• The records:

=====

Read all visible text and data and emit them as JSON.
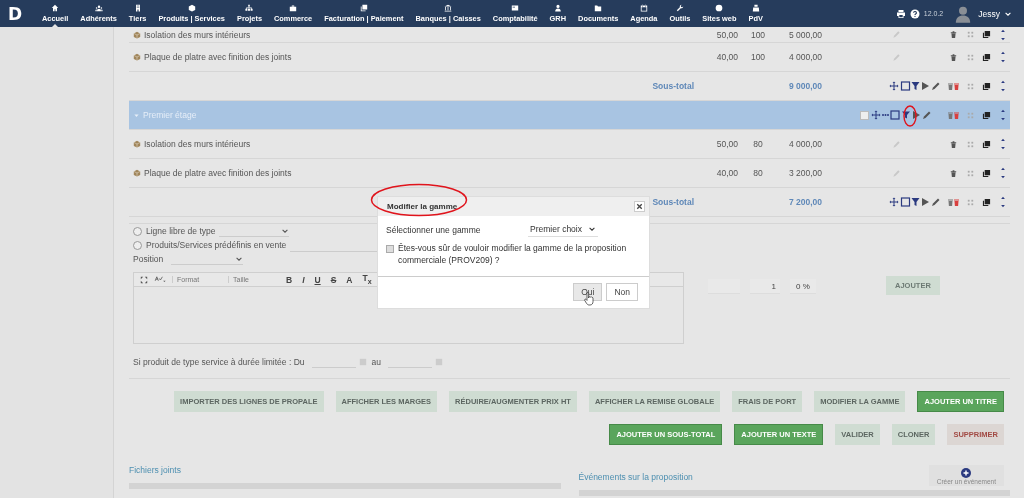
{
  "topbar": {
    "logo": "D",
    "menu": [
      {
        "label": "Accueil",
        "selected": true
      },
      {
        "label": "Adhérents",
        "selected": false
      },
      {
        "label": "Tiers",
        "selected": false
      },
      {
        "label": "Produits | Services",
        "selected": false
      },
      {
        "label": "Projets",
        "selected": false
      },
      {
        "label": "Commerce",
        "selected": false
      },
      {
        "label": "Facturation | Paiement",
        "selected": false
      },
      {
        "label": "Banques | Caisses",
        "selected": false
      },
      {
        "label": "Comptabilité",
        "selected": false
      },
      {
        "label": "GRH",
        "selected": false
      },
      {
        "label": "Documents",
        "selected": false
      },
      {
        "label": "Agenda",
        "selected": false
      },
      {
        "label": "Outils",
        "selected": false
      },
      {
        "label": "Sites web",
        "selected": false
      },
      {
        "label": "PdV",
        "selected": false
      }
    ],
    "version": "12.0.2",
    "user": "Jessy"
  },
  "table": {
    "rows": [
      {
        "kind": "product",
        "label": "Isolation des murs intérieurs",
        "qty": "50,00",
        "column_3": "100",
        "total": "5 000,00"
      },
      {
        "kind": "product",
        "label": "Plaque de platre avec finition des joints",
        "qty": "40,00",
        "column_3": "100",
        "total": "4 000,00"
      },
      {
        "kind": "subtotal",
        "label": "Sous-total",
        "total": "9 000,00"
      },
      {
        "kind": "title",
        "label": "Premier étage",
        "checked": false
      },
      {
        "kind": "product",
        "label": "Isolation des murs intérieurs",
        "qty": "50,00",
        "column_3": "80",
        "total": "4 000,00"
      },
      {
        "kind": "product",
        "label": "Plaque de platre avec finition des joints",
        "qty": "40,00",
        "column_3": "80",
        "total": "3 200,00"
      },
      {
        "kind": "subtotal",
        "label": "Sous-total",
        "total": "7 200,00"
      }
    ]
  },
  "add_line": {
    "line_types": [
      {
        "label": "Ligne libre de type",
        "selected": false
      },
      {
        "label": "Produits/Services prédéfinis en vente",
        "selected": false
      }
    ],
    "position_label": "Position",
    "editor": {
      "format": "Format",
      "size": "Taille",
      "tools": [
        "B",
        "I",
        "U",
        "S",
        "A",
        "T$_{x}$"
      ]
    },
    "qty": "1",
    "discount": "0 %",
    "add_button": "AJOUTER",
    "date_from_label": "Si produit de type service à durée limitée : Du",
    "date_to_label": "au"
  },
  "actions": [
    [
      {
        "label": "IMPORTER DES LIGNES DE PROPALE",
        "kind": "default"
      },
      {
        "label": "AFFICHER LES MARGES",
        "kind": "default"
      },
      {
        "label": "RÉDUIRE/AUGMENTER PRIX HT",
        "kind": "default"
      },
      {
        "label": "AFFICHER LA REMISE GLOBALE",
        "kind": "default"
      },
      {
        "label": "FRAIS DE PORT",
        "kind": "default"
      },
      {
        "label": "MODIFIER LA GAMME",
        "kind": "default"
      },
      {
        "label": "AJOUTER UN TITRE",
        "kind": "primary"
      }
    ],
    [
      {
        "label": "AJOUTER UN SOUS-TOTAL",
        "kind": "primary"
      },
      {
        "label": "AJOUTER UN TEXTE",
        "kind": "primary"
      },
      {
        "label": "VALIDER",
        "kind": "default"
      },
      {
        "label": "CLONER",
        "kind": "default"
      },
      {
        "label": "SUPPRIMER",
        "kind": "danger"
      }
    ]
  ],
  "sections": {
    "files": "Fichiers joints",
    "events": "Événements sur la proposition",
    "create_event": "Créer un événement"
  },
  "modal": {
    "title": "Modifier la gamme",
    "select_label": "Sélectionner une gamme",
    "select_value": "Premier choix",
    "confirm_checked": false,
    "confirm_text": "Êtes-vous sûr de vouloir modifier la gamme de la proposition commerciale (PROV209) ?",
    "buttons": [
      "Oui",
      "Non"
    ]
  }
}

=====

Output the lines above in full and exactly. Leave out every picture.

• Solution:
Read all visible text and data and emit them as JSON.
{
  "topbar": {
    "logo": "D",
    "menu": [
      {
        "label": "Accueil",
        "selected": true
      },
      {
        "label": "Adhérents",
        "selected": false
      },
      {
        "label": "Tiers",
        "selected": false
      },
      {
        "label": "Produits | Services",
        "selected": false
      },
      {
        "label": "Projets",
        "selected": false
      },
      {
        "label": "Commerce",
        "selected": false
      },
      {
        "label": "Facturation | Paiement",
        "selected": false
      },
      {
        "label": "Banques | Caisses",
        "selected": false
      },
      {
        "label": "Comptabilité",
        "selected": false
      },
      {
        "label": "GRH",
        "selected": false
      },
      {
        "label": "Documents",
        "selected": false
      },
      {
        "label": "Agenda",
        "selected": false
      },
      {
        "label": "Outils",
        "selected": false
      },
      {
        "label": "Sites web",
        "selected": false
      },
      {
        "label": "PdV",
        "selected": false
      }
    ],
    "version": "12.0.2",
    "user": "Jessy"
  },
  "table": {
    "rows": [
      {
        "kind": "product",
        "label": "Isolation des murs intérieurs",
        "qty": "50,00",
        "column_3": "100",
        "total": "5 000,00"
      },
      {
        "kind": "product",
        "label": "Plaque de platre avec finition des joints",
        "qty": "40,00",
        "column_3": "100",
        "total": "4 000,00"
      },
      {
        "kind": "subtotal",
        "label": "Sous-total",
        "total": "9 000,00"
      },
      {
        "kind": "title",
        "label": "Premier étage",
        "checked": false
      },
      {
        "kind": "product",
        "label": "Isolation des murs intérieurs",
        "qty": "50,00",
        "column_3": "80",
        "total": "4 000,00"
      },
      {
        "kind": "product",
        "label": "Plaque de platre avec finition des joints",
        "qty": "40,00",
        "column_3": "80",
        "total": "3 200,00"
      },
      {
        "kind": "subtotal",
        "label": "Sous-total",
        "total": "7 200,00"
      }
    ]
  },
  "add_line": {
    "line_types": [
      {
        "label": "Ligne libre de type",
        "selected": false
      },
      {
        "label": "Produits/Services prédéfinis en vente",
        "selected": false
      }
    ],
    "position_label": "Position",
    "editor": {
      "format": "Format",
      "size": "Taille",
      "tools": [
        "B",
        "I",
        "U",
        "S",
        "A",
        "T$_{x}$"
      ]
    },
    "qty": "1",
    "discount": "0 %",
    "add_button": "AJOUTER",
    "date_from_label": "Si produit de type service à durée limitée : Du",
    "date_to_label": "au"
  },
  "actions": [
    [
      {
        "label": "IMPORTER DES LIGNES DE PROPALE",
        "kind": "default"
      },
      {
        "label": "AFFICHER LES MARGES",
        "kind": "default"
      },
      {
        "label": "RÉDUIRE/AUGMENTER PRIX HT",
        "kind": "default"
      },
      {
        "label": "AFFICHER LA REMISE GLOBALE",
        "kind": "default"
      },
      {
        "label": "FRAIS DE PORT",
        "kind": "default"
      },
      {
        "label": "MODIFIER LA GAMME",
        "kind": "default"
      },
      {
        "label": "AJOUTER UN TITRE",
        "kind": "primary"
      }
    ],
    [
      {
        "label": "AJOUTER UN SOUS-TOTAL",
        "kind": "primary"
      },
      {
        "label": "AJOUTER UN TEXTE",
        "kind": "primary"
      },
      {
        "label": "VALIDER",
        "kind": "default"
      },
      {
        "label": "CLONER",
        "kind": "default"
      },
      {
        "label": "SUPPRIMER",
        "kind": "danger"
      }
    ]
  ],
  "sections": {
    "files": "Fichiers joints",
    "events": "Événements sur la proposition",
    "create_event": "Créer un événement"
  },
  "modal": {
    "title": "Modifier la gamme",
    "select_label": "Sélectionner une gamme",
    "select_value": "Premier choix",
    "confirm_checked": false,
    "confirm_text": "Êtes-vous sûr de vouloir modifier la gamme de la proposition commerciale (PROV209) ?",
    "buttons": [
      "Oui",
      "Non"
    ]
  }
}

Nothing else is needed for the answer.